[Assignment] Which lines in the records below contain the word "total"? Return each of them.

[Records shown]
········
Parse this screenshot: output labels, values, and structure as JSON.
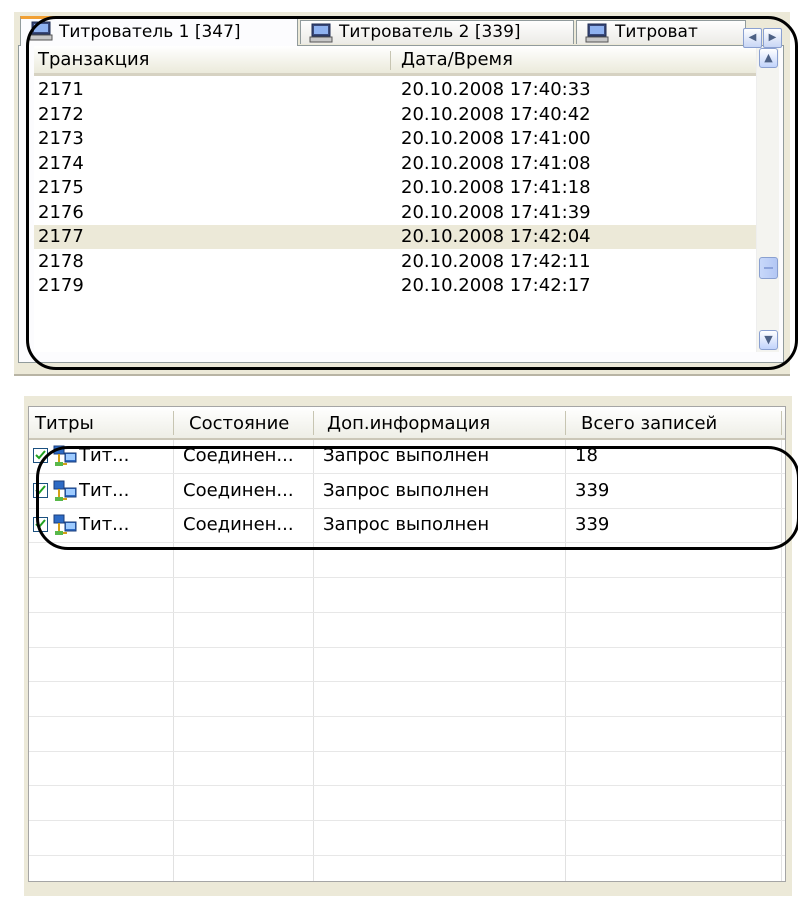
{
  "tabs": [
    {
      "label": "Титрователь 1 [347]",
      "active": true,
      "icon": "computer-icon"
    },
    {
      "label": "Титрователь 2 [339]",
      "active": false,
      "icon": "computer-icon"
    },
    {
      "label": "Титроват",
      "active": false,
      "icon": "computer-icon"
    }
  ],
  "tab_scroll": {
    "left_icon": "arrow-left-icon",
    "right_icon": "arrow-right-icon"
  },
  "transactions": {
    "headers": {
      "transaction": "Транзакция",
      "datetime": "Дата/Время"
    },
    "rows": [
      {
        "id": "2171",
        "datetime": "20.10.2008 17:40:33"
      },
      {
        "id": "2172",
        "datetime": "20.10.2008 17:40:42"
      },
      {
        "id": "2173",
        "datetime": "20.10.2008 17:41:00"
      },
      {
        "id": "2174",
        "datetime": "20.10.2008 17:41:08"
      },
      {
        "id": "2175",
        "datetime": "20.10.2008 17:41:18"
      },
      {
        "id": "2176",
        "datetime": "20.10.2008 17:41:39"
      },
      {
        "id": "2177",
        "datetime": "20.10.2008 17:42:04"
      },
      {
        "id": "2178",
        "datetime": "20.10.2008 17:42:11"
      },
      {
        "id": "2179",
        "datetime": "20.10.2008 17:42:17"
      }
    ],
    "selected_row": "2177"
  },
  "status_table": {
    "headers": {
      "titry": "Титры",
      "state": "Состояние",
      "info": "Доп.информация",
      "total": "Всего записей"
    },
    "rows": [
      {
        "checked": true,
        "name": "Тит...",
        "state": "Соединен...",
        "info": "Запрос выполнен",
        "total": "18"
      },
      {
        "checked": true,
        "name": "Тит...",
        "state": "Соединен...",
        "info": "Запрос выполнен",
        "total": "339"
      },
      {
        "checked": true,
        "name": "Тит...",
        "state": "Соединен...",
        "info": "Запрос выполнен",
        "total": "339"
      }
    ]
  },
  "colors": {
    "panel_bg": "#ece9d8",
    "active_tab_accent": "#f1a033",
    "selection": "#ece9d8"
  }
}
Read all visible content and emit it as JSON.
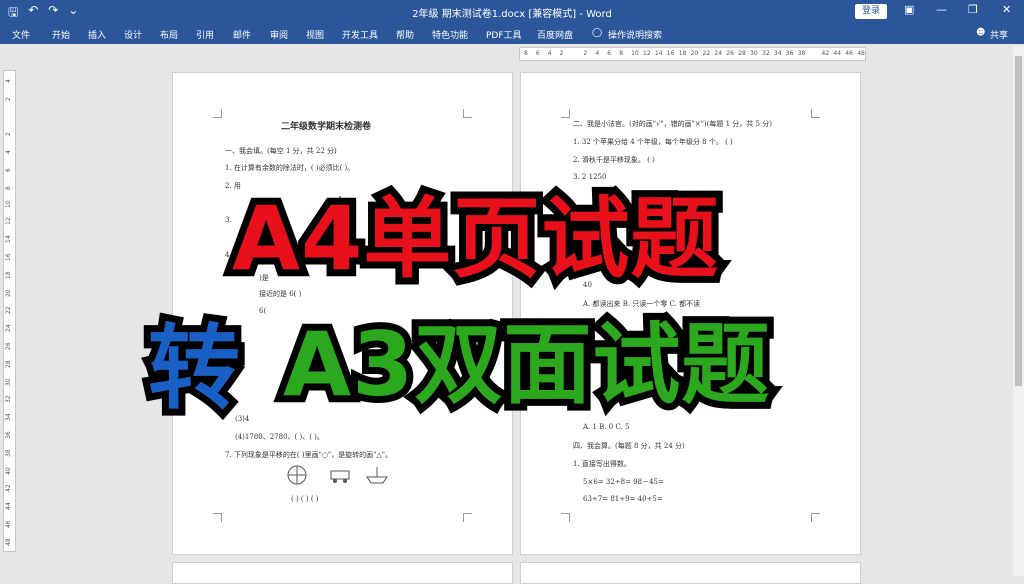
{
  "window": {
    "title": "2年级  期末测试卷1.docx [兼容模式] - Word",
    "login_label": "登录",
    "share_label": "共享"
  },
  "menu": {
    "items": [
      "文件",
      "开始",
      "插入",
      "设计",
      "布局",
      "引用",
      "邮件",
      "审阅",
      "视图",
      "开发工具",
      "帮助",
      "特色功能",
      "PDF工具",
      "百度网盘",
      "操作说明搜索"
    ]
  },
  "ruler": {
    "h_ticks": [
      "8",
      "6",
      "4",
      "2",
      "",
      "2",
      "4",
      "6",
      "8",
      "10",
      "12",
      "14",
      "16",
      "18",
      "20",
      "22",
      "24",
      "26",
      "28",
      "30",
      "32",
      "34",
      "36",
      "38",
      "",
      "42",
      "44",
      "46",
      "48"
    ],
    "v_ticks": [
      "4",
      "2",
      "",
      "2",
      "4",
      "6",
      "8",
      "10",
      "12",
      "14",
      "16",
      "18",
      "20",
      "22",
      "24",
      "26",
      "28",
      "30",
      "32",
      "34",
      "36",
      "38",
      "40",
      "42",
      "44",
      "46",
      "48"
    ]
  },
  "page_left": {
    "title": "二年级数学期末检测卷",
    "lines": [
      "一、我会填。(每空 1 分，共 22 分)",
      "1. 在计算有余数的除法时，(      )必须比(      )。",
      "2. 用",
      "3.",
      "4.",
      ")是",
      "接近的是 6(      )",
      "6(",
      "(3)4",
      "(4)1780、2780、(      )、(      )。",
      "7. 下列现象是平移的在(      )里画\"○\"，是旋转的画\"△\"。",
      "(      )          (      )          (      )"
    ]
  },
  "page_right": {
    "lines": [
      "二、我是小法官。(对的画\"√\"，错的画\"×\")(每题 1 分，共 5 分)",
      "1. 32 个苹果分给 4 个年级，每个年级分 8 个。          (      )",
      "2. 滑秋千是平移现象。                                  (      )",
      "3. 2 1250",
      "40",
      "A. 都读出来      B. 只读一个零      C. 都不读",
      "A. 1             B. 0              C. 5",
      "四、我会算。(每题 8 分，共 24 分)",
      "1. 直接写出得数。",
      "5×6=            32÷8=            98－45=",
      "63÷7=           81÷9=            40÷5="
    ]
  },
  "overlay": {
    "line1": "A4单页试题",
    "line2_a": "转",
    "line2_b": "A3双面试题"
  },
  "colors": {
    "title_bar": "#2b579a",
    "overlay_red": "#e8101a",
    "overlay_blue": "#1a5fc4",
    "overlay_green": "#2ca81e"
  }
}
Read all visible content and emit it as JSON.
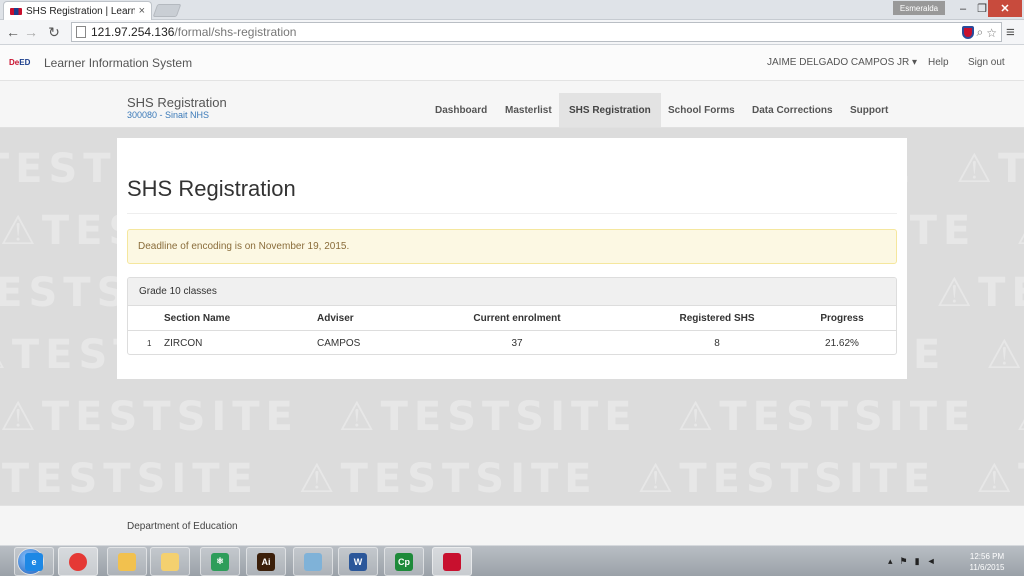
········
[Answer space]
      "total": "Всего записей"
        "total": "18"
        "total": "339"
        "total": "339"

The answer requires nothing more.